Martin Robbins has a series at the Guardian right now, titled “Lessons from Africa’s propaganda trail” and the fourth entry is out. It’s the most cynical so far:
Mark recorded a video of the greeting we received, shot moments after our arrival. It shows more than a hundred people dancing and singing for us, giving out hand-made bracelets. A number of them seemed to be under the impression that we were involved with sponsoring the project, and that our visit would help to secure more funding.
The whole scene disturbed me greatly. Jeff and I hung back, reluctant to get involved and sticking close to the vehicles. I turned to him and sarcastically asked: “So, how authentic do you think this is?”
“I think it’s pretty authentic,” he replied. “As a demonstration of the power dynamic between these poor guys trying to get water, and a bunch of rich Westerners, it’s about as authentic as you can get.”

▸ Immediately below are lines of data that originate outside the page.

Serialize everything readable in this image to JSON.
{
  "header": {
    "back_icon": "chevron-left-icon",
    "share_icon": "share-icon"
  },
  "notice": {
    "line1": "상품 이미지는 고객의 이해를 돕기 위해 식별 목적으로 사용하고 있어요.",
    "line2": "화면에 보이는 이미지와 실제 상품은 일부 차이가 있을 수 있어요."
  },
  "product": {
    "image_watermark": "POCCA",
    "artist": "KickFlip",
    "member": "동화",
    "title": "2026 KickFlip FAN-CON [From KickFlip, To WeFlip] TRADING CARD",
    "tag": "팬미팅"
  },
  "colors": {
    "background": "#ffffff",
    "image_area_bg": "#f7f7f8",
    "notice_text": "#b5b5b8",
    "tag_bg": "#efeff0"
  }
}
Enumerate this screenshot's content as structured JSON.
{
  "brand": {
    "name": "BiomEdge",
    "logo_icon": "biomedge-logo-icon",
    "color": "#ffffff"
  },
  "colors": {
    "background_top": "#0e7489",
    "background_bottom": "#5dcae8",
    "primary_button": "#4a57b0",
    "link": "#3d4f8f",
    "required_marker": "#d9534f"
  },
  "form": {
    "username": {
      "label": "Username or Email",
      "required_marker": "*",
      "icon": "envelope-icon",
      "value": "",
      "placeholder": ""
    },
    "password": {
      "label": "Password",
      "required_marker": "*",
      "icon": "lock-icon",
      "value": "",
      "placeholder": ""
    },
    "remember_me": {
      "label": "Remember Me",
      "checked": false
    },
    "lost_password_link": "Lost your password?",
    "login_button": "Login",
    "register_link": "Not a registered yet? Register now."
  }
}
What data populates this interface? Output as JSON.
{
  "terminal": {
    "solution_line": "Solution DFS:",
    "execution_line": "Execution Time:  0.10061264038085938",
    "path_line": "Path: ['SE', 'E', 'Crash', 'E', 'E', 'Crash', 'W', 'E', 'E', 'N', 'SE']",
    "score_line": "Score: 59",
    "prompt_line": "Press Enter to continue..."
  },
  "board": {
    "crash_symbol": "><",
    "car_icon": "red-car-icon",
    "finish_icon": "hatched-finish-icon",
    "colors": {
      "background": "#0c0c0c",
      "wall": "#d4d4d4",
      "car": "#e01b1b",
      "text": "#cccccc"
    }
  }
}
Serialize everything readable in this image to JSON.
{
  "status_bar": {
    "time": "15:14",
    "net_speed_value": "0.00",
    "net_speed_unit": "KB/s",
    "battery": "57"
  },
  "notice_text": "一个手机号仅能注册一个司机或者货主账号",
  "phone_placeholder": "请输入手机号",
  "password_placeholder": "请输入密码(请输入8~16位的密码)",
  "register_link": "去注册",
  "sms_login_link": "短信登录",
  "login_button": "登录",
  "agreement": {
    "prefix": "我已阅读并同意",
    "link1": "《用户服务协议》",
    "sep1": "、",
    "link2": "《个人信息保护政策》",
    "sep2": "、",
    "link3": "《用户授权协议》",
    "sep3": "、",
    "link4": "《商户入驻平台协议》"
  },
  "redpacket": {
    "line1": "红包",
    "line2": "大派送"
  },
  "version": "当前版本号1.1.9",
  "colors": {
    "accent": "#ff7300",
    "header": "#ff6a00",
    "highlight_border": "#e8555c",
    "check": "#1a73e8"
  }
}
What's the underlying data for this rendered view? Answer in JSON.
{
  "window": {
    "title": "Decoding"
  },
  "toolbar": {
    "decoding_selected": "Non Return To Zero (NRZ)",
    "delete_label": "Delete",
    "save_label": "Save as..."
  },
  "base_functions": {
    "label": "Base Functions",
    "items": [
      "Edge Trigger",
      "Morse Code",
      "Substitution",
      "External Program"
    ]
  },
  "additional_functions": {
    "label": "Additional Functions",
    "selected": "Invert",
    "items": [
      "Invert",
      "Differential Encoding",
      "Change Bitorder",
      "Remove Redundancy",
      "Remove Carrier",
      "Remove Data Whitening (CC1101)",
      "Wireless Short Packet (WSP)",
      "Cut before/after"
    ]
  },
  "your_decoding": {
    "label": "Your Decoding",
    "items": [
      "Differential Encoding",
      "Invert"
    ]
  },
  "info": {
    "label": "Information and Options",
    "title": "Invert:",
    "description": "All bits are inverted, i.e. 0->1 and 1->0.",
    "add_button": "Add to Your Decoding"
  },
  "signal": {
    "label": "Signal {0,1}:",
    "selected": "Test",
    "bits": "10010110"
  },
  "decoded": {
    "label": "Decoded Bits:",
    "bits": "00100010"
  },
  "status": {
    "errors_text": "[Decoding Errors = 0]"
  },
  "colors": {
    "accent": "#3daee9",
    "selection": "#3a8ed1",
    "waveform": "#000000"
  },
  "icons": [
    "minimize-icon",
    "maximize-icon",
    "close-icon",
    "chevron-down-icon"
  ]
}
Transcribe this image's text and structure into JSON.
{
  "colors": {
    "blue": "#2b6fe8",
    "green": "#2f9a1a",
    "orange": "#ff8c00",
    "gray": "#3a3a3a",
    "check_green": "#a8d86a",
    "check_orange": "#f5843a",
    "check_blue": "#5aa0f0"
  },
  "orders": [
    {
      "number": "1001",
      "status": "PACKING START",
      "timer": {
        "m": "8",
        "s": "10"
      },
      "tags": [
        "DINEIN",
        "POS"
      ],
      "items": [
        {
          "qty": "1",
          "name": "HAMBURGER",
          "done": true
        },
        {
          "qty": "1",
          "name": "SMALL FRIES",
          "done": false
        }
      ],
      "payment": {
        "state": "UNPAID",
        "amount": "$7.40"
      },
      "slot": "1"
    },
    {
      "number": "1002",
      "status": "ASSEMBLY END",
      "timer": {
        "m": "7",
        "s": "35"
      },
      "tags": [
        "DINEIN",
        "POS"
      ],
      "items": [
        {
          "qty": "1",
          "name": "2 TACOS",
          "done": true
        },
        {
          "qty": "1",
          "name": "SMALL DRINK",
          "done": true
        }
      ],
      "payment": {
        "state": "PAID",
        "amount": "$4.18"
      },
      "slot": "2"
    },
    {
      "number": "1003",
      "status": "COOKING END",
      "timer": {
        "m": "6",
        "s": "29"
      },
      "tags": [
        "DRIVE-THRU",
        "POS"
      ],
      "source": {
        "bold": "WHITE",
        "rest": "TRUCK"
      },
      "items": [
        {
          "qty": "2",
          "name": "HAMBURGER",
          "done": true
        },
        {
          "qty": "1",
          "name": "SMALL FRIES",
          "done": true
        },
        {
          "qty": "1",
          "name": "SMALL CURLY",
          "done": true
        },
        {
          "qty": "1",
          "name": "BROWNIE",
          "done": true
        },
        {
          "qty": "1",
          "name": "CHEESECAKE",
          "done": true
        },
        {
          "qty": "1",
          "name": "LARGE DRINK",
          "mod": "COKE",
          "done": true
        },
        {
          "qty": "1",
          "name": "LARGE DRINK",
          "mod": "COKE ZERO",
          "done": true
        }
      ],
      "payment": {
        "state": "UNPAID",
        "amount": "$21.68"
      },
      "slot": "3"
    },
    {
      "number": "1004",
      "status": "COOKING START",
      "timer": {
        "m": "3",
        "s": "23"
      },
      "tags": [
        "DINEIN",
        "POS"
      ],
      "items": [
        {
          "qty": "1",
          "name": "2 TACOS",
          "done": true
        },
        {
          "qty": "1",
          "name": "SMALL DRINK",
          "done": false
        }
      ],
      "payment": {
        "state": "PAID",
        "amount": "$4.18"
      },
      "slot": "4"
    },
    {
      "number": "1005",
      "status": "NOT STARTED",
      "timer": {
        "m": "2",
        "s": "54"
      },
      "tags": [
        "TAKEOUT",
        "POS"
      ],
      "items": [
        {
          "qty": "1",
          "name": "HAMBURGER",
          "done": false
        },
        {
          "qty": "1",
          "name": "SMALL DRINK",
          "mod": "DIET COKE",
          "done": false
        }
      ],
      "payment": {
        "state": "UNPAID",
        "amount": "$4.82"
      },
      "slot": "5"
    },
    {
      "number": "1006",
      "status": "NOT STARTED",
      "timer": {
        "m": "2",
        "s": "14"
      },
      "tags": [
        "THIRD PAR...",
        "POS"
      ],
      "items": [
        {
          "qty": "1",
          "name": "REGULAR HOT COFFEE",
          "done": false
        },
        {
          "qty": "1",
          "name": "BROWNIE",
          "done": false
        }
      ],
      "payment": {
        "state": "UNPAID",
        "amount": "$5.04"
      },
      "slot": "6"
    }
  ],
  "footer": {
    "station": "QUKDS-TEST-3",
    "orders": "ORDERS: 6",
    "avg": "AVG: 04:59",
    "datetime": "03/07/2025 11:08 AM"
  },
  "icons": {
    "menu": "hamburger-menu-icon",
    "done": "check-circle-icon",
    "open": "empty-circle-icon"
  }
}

What’s important to realize (and I keep forgetting myself) is that his stated purpose is to show why so many journalists write false stories about Africa, and why there tend to be echo-chamber effects. The reason one can forget this is because it sometimes reads as if he actively criticizes the measures that are being implemented but the main story of the posts is supposed to be: “What they tell us is not true and if we just write it up, we spread those untruths.” Robbins so far doesn’t offer solutions but he does point out that what we, removed from the realities on the ground, have been told are solutions might not be.